The data from all of these experiments were quantitated by PhosphorImager analysis and subjected to three types of statistical comparisons. First, we treated all 12 sets of PhosphorImager raw data for the TTP-probe complex as independent data points, and we compared the phosphorylated to the dephosphorylated samples by a paired t test. By using this approach, when the data equivalent to lane 3 in were compared with the data equivalent to lane 4, the dephosphorylated protein bound 2.3-fold more probe than the phosphorylated protein (p = 0.0018). A similar comparison between the samples corresponding to lanes 5 and 6 in resulted in a 62% average increase in probe binding by the dephosphorylated protein (p = 0.001). At the highest protein concentrations, corresponding to lanes 7 and 8, the difference was not statistically significant (67% increase, p = 0.08).
In a second approach, we expressed each PhosphorImager value of the protein-probe complex as a percentage of the maximum value, in all cases represented by the samples corresponding to lane 8 in . Results from each pair of gels representing a single sample were averaged, and then the six sets were again averaged. These mean values ± S.E. are illustrated in . Although these means could not be compared statistically because of the normalization procedure, it is once again apparent that the dephosphorylated protein shifted more probe at each concentration of protein extract than the phosphorylated protein: 2.5-fold more at the 0.4 μg concentration, 2-fold more at the 0.8 μg concentration, and 45% more at the 1.2 μg concentration.
Fig. 7 Quantitation of the effect of TTP dephosphorylation on ARE binding. Six pairs of control and dephosphorylated TTP-containing protein extracts were used at the indicated protein concentrations to quantitate the effect of dephosphorylation on the amount (more ...)

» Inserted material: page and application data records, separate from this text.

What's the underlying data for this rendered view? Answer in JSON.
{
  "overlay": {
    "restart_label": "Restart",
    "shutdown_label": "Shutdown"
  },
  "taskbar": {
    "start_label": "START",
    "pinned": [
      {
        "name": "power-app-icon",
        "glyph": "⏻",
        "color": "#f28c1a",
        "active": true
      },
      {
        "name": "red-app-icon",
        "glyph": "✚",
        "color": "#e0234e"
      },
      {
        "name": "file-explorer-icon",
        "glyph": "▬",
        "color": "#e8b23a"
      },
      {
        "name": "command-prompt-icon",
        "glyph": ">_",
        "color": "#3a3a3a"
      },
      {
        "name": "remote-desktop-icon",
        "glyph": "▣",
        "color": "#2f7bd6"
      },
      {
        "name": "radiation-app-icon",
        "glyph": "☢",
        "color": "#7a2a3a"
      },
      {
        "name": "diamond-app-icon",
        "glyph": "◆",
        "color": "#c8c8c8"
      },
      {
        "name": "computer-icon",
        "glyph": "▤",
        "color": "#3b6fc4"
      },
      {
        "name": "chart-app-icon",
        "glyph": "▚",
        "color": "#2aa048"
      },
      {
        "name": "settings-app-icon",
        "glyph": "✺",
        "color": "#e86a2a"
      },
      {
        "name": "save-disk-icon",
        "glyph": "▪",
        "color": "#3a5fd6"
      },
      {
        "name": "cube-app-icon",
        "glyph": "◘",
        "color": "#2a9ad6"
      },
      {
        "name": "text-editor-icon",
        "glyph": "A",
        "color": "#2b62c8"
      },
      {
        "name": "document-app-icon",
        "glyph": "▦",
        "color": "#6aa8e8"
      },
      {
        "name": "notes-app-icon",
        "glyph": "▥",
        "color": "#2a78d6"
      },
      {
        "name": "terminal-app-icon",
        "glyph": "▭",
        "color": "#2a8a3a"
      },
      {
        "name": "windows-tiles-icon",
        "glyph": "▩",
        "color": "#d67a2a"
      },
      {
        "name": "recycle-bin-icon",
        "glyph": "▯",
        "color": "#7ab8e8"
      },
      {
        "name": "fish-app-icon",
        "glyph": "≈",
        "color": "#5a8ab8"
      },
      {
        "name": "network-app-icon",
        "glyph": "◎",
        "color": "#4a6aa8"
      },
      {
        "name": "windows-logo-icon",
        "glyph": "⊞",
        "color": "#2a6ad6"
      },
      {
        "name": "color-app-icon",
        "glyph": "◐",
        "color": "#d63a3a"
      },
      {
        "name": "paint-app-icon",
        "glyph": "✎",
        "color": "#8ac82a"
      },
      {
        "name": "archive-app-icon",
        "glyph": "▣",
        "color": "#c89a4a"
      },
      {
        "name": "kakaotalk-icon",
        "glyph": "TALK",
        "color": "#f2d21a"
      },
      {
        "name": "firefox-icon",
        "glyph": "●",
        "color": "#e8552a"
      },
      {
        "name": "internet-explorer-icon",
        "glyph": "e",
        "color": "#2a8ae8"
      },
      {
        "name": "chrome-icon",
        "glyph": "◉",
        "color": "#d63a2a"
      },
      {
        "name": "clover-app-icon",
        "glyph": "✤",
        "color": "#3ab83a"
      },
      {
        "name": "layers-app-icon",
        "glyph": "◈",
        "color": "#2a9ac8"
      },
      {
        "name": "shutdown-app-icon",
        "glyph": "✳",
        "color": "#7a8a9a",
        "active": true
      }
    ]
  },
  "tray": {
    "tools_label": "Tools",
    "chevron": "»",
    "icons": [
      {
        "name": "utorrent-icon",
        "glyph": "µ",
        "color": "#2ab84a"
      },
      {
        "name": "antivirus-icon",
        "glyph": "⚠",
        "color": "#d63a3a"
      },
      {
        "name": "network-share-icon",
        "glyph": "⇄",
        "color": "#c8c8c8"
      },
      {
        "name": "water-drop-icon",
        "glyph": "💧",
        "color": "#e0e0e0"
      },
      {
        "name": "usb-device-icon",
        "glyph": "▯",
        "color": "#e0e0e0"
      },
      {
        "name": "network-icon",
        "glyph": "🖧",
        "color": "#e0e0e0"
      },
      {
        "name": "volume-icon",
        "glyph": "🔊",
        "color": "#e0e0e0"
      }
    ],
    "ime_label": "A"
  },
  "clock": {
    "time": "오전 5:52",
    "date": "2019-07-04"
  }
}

A final analysis was performed on the ability of the protein extracts to retard probe migration to its normal location at the bottom of the gel. In this case, the results of the PhosphorImager values were normalized by expressing them as a percentage of the values obtained from the probe alone lane, corresponding to lane 1 in . In each case, the values normalized in this way were averaged for each pair of duplicate gels, and then these individual averages were compared by a paired t test. These results are shown in . At the lowest protein amount of 0.4 μg, the dephosphorylated protein shifted slightly more probe than the phosphorylated protein (89% of probe remaining versus 97%, p = 0.026). At 0.8 μg of protein, the difference was more obvious: 56% of probe remained unshifted by the dephosphorylated protein versus 76% by the phosphorylated protein (p = 0.0027). Finally, at 1.2 μg of protein, 32% of probe remained unshifted by the dephosphorylated protein compared with 53% by the phosphorylated protein (p = 0.0034).